Google, obviously, wrecked that assignment and spoiled the fun of the literary Easter egg hunt.
When Hall collected his poem in The Happy Man, he changed the title to “Mr. Wakeville on Interstate 90,” clouding the previous allusion. That let me surprise students with the new version and another paper having them analyze the effects of that change and his other revisions. But now any student who has done the first part of the assignment has already discovered the YouTube video of Hall reading “Mr. Wakeville” at the University of Virginia in 2007 and here at Monterey Peninsula College in 2009. Goodbye stimulating surprise.
To show the importance of a story’s end, I used to have students read a story from which I had amputated the final paragraph. After discussion, I could reveal my duplicity, hand out the real ending, and continue discussing. This was a theatrical, shocking, enlivening teaching strategy; now, searching for a clue to the story, students have already found the text online and know that the handout is incomplete.
Another assignment was to view Robert Enrico’s Academy Award film “An Occurrence at Owl Creek Bridge” (1963), then read Ambrose Bierce’s short story of the same name (1890) and write a comparison and contrast. Telling Bierce’s story with words differs radically from telling it with images, editing, lighting, acting, etc. Unfortunately, now almost 20,000 such Bierce-Enrico comparisons pop up on Google, from essaydepot.com to SparkNotes, ripe for the picking. And just last week a good student turned in a paper based on his viewing of an appalling, redubbed version of Enrico’s masterpiece on YouTube. The film’s entire soundtrack is now only Jethro Tull’s interminable “Thick as a Brick.” No birdsong and rushing water, no ticking watch, no “Livin’ Man,” just a major head fake for students who don’t know the difference.

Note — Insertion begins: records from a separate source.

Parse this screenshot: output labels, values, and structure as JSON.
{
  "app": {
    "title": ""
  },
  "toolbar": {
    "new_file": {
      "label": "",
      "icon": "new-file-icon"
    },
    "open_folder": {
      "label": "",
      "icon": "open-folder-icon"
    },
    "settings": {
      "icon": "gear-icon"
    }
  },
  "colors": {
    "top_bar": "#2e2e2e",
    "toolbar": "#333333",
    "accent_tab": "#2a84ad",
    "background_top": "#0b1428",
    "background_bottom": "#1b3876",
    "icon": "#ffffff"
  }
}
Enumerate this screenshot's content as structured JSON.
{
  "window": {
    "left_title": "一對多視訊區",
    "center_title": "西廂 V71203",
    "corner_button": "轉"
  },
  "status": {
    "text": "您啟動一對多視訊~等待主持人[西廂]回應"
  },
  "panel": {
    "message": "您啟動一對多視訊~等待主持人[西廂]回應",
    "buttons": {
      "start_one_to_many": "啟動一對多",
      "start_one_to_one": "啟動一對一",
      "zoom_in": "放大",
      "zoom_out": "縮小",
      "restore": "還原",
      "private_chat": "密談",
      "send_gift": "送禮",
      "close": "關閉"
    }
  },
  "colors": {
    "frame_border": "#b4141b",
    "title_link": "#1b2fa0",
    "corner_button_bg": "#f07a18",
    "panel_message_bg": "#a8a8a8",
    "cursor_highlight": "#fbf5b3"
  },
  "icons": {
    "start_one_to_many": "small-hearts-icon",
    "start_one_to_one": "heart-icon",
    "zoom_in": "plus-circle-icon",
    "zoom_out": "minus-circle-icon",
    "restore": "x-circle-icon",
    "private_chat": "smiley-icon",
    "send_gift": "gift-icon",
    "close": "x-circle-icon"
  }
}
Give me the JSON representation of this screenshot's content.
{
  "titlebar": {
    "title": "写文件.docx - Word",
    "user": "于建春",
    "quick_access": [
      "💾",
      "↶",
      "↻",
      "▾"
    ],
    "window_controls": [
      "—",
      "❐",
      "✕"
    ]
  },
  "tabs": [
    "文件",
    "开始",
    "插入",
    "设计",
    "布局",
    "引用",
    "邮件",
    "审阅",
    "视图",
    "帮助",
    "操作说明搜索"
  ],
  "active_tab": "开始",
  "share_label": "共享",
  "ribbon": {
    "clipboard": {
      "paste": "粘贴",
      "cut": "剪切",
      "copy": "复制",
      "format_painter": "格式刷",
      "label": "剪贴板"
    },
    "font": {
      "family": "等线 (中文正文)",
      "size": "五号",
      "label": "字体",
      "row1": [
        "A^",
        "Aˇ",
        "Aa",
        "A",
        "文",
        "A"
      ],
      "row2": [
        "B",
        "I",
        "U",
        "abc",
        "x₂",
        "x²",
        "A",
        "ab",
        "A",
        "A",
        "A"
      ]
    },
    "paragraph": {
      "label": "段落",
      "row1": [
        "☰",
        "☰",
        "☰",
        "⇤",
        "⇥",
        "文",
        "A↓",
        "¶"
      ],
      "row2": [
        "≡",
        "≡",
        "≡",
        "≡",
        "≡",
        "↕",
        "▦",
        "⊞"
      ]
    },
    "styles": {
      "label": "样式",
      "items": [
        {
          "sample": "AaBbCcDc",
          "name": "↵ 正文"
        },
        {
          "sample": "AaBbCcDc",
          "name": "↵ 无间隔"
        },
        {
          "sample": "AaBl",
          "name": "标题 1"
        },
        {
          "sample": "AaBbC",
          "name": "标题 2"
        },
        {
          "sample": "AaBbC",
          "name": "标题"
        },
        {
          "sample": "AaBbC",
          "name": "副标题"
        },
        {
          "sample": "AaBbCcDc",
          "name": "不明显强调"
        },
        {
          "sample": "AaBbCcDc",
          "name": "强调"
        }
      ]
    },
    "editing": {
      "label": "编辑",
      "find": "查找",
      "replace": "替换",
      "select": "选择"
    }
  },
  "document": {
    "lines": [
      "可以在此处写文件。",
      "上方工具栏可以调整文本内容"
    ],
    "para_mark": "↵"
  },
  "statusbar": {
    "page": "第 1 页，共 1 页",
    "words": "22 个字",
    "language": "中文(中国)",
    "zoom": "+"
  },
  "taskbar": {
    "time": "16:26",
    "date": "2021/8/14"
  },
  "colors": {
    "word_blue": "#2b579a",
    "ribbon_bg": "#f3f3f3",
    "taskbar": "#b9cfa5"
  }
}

In the end, I believe the situation I have described (massive availability of predigested opinion, the rule of images and rewired neural processing, text degradation from replicated error, and hermeneutic contamination, primarily from grade school parody) has something in common with Pandora’s Box, Humpty Dumpty, and the genie out of the bottle; it cannot be undone. Some critics will surely dismiss my conclusions as reactionary and blame either my lack of creativity or my lack of Internet savvy. They will be wrong on both counts. Pre-YouTube, I was using music videos to teach literature thirty years ago. The new medium is simply not an effective vehicle for the old medium. Thus, the situation is not limited to the teaching of literature but has implications for the creation of literature as well. Birkerts probably says it best in Reading Life (2007), “What finally is at issue is nothing less than the status, the perceived value, of imagination itself.”